India is truly a land of paradoxes. She is marching towards liberalisation and privatisation without recognising the right to property as a fundamental right. Legal protection and status of private property is weaker in India than even in formerly communist countries. The Supreme Court has accepted governments claim that any compensation is fair and just when government acquires private property. No dispute about governments payment for takings shall be entertained. There is no rule of law in acquiring and using private property for public purposes. Truly a land of paradoxes.
Almost half of our urban population lives in slums. Urban population and slums grow due to rural migration. The poor come down to the cities because the land is unable to sustain them, or because the prospects of life there are brighter.

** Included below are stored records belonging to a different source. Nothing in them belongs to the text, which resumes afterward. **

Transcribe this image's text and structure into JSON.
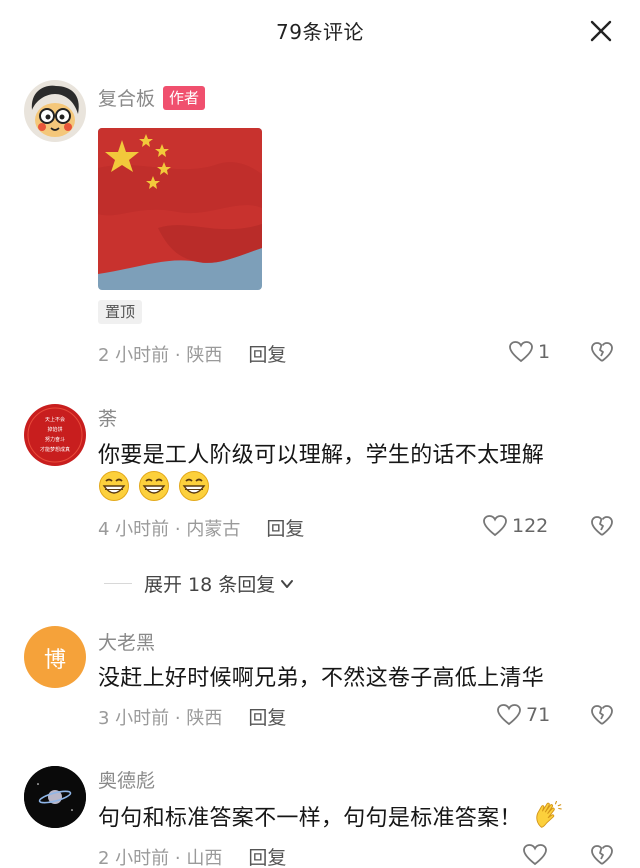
{
  "header": {
    "title": "79条评论"
  },
  "comments": [
    {
      "username": "复合板",
      "badge": "作者",
      "pinned": "置顶",
      "time": "2 小时前 · 陕西",
      "reply": "回复",
      "likes": "1"
    },
    {
      "username": "荼",
      "avatar_text": [
        "天上不会",
        "掉馅饼",
        "努力奋斗",
        "才能梦想成真"
      ],
      "text": "你要是工人阶级可以理解，学生的话不太理解",
      "time": "4 小时前 · 内蒙古",
      "reply": "回复",
      "likes": "122"
    },
    {
      "username": "大老黑",
      "avatar_text": "博",
      "text": "没赶上好时候啊兄弟，不然这卷子高低上清华",
      "time": "3 小时前 · 陕西",
      "reply": "回复",
      "likes": "71"
    },
    {
      "username": "奥德彪",
      "text": "句句和标准答案不一样，句句是标准答案！",
      "time": "2 小时前 · 山西",
      "reply": "回复"
    }
  ],
  "expand_replies": "展开 18 条回复",
  "colors": {
    "badge": "#f0506e",
    "flag_red": "#c8322e",
    "flag_star": "#f2c93b",
    "avatar_orange": "#f5a23a"
  }
}
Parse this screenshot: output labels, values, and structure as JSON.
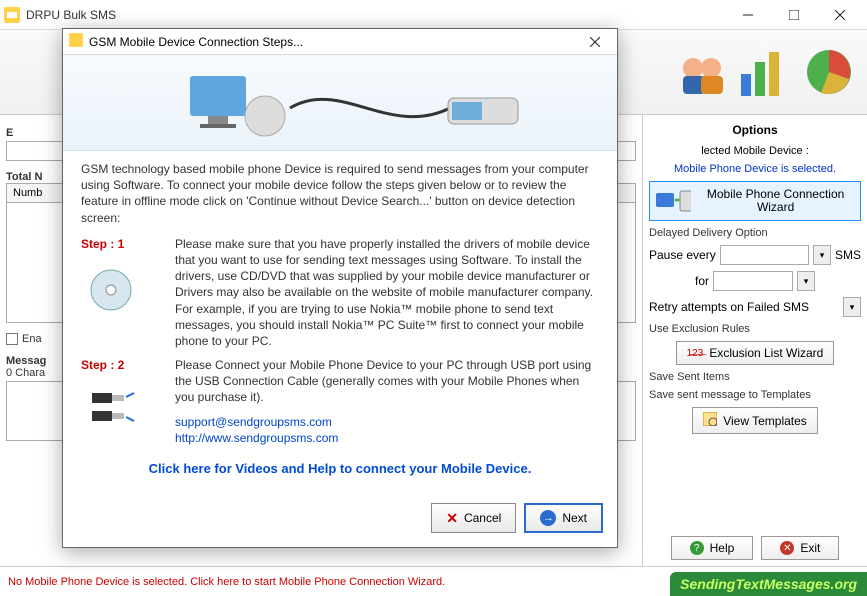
{
  "main_window": {
    "title": "DRPU Bulk SMS",
    "status_text": "No Mobile Phone Device is selected. Click here to start Mobile Phone Connection Wizard.",
    "left": {
      "total_label_prefix": "Total N",
      "list_header": "Numb",
      "enable_checkbox": "Ena",
      "message_row_label": "Messag",
      "characters_label": "0 Chara",
      "e_label": "E"
    },
    "buttons": {
      "help": "Help",
      "exit": "Exit"
    }
  },
  "options": {
    "title": "Options",
    "selected_label": "lected Mobile Device :",
    "selected_value": "Mobile Phone Device is selected.",
    "wizard_button": "Mobile Phone Connection  Wizard",
    "delayed_label": "Delayed Delivery Option",
    "pause_every": "Pause every",
    "sms_suffix": "SMS",
    "for_label": "for",
    "retry_label": "Retry attempts on Failed SMS",
    "exclusion_label": "Use Exclusion Rules",
    "exclusion_button": "Exclusion List Wizard",
    "save_sent_label": "Save Sent Items",
    "save_template_label": "Save sent message to Templates",
    "view_templates": "View Templates"
  },
  "dialog": {
    "title": "GSM Mobile Device Connection Steps...",
    "intro": "GSM technology based mobile phone Device is required to send messages from your computer using Software.  To connect your mobile device follow the steps given below or to review the feature in offline mode click on 'Continue without Device Search...' button on device detection screen:",
    "step1_label": "Step : 1",
    "step1_text": "Please make sure that you have properly installed the drivers of mobile device that you want to use for sending text messages using Software. To install the drivers, use CD/DVD that was supplied by your mobile device manufacturer or Drivers may also be available on the website of mobile manufacturer company.\nFor example, if you are trying to use Nokia™ mobile phone to send text messages, you should install Nokia™ PC Suite™ first to connect your mobile phone to your PC.",
    "step2_label": "Step : 2",
    "step2_text": "Please Connect your Mobile Phone Device to your PC through USB port using the USB Connection Cable (generally comes with your Mobile Phones when you purchase it).",
    "support_link": "support@sendgroupsms.com",
    "site_link": "http://www.sendgroupsms.com",
    "video_link": "Click here for Videos and Help to connect your Mobile Device.",
    "cancel": "Cancel",
    "next": "Next"
  },
  "branding": "SendingTextMessages.org"
}
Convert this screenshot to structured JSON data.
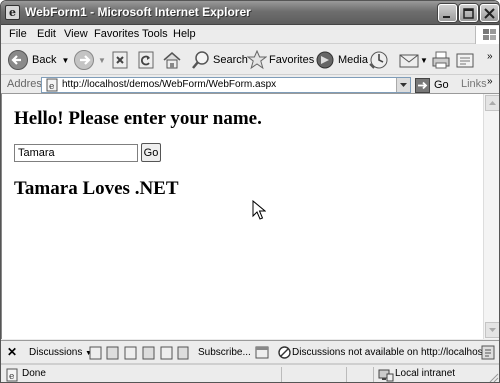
{
  "window": {
    "title": "WebForm1 - Microsoft Internet Explorer"
  },
  "menu": [
    "File",
    "Edit",
    "View",
    "Favorites",
    "Tools",
    "Help"
  ],
  "toolbar": {
    "back": "Back",
    "search": "Search",
    "favorites": "Favorites",
    "media": "Media"
  },
  "address": {
    "label": "Address",
    "url": "http://localhost/demos/WebForm/WebForm.aspx",
    "go": "Go",
    "links": "Links"
  },
  "page": {
    "heading": "Hello!  Please enter your name.",
    "input_value": "Tamara",
    "button_label": "Go",
    "output": "Tamara Loves .NET"
  },
  "discussions": {
    "label": "Discussions",
    "subscribe": "Subscribe...",
    "status": "Discussions not available on http://localhost/"
  },
  "status": {
    "left": "Done",
    "zone": "Local intranet"
  },
  "colors": {
    "titlebar": "#6e6e6e",
    "chrome": "#ececec"
  }
}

Economic theory tells us that the root of prosperity is productivity and that productivity depends on the division of labour and knowledge. The scope for this division and specialisation is far higher in cities. Cities therefore are prosperous. But can cities exist without slums?
After 59 years of independence, four of ten Indians are illiterate and to all intents and purposes barred from a prosperous future.
The great majority of school leavers in India don't have access to institutions of higher education. The ten million who do, have very few choices, which allows colleges to prosper despite providing indifferent service and poor quality education. It's quite clear that only a substantial increase in the number of higher education institutions will improve the situation. Moreover increased institutional supply will lead to greater competition among colleges, which in turn will result in sustained improvement in the quality of higher education.
Kerala has the highest literacy rate in the nation, above ninety percent. The way Kerala spends its education money is also strikingly different from the other states. For illustration, I compare it with the state of West Bengal. Ideologically the governments of both states are equally committed to basic education and literacy. Both states have for long had popularly elected Marxist governments. The conclusions of the comparative analysis are however generally valid.
Yet again the walls will be dirty, and the loud-speakers will blare. Yes, India goes to vote, yet again! What are the issues involved, and what does it portend for the future? Here is a hard look on all sides of the cross-roads that India is at today, and where its going to go.
Calling for increased government responsibility may appear humane, but it ignores the lessons from history.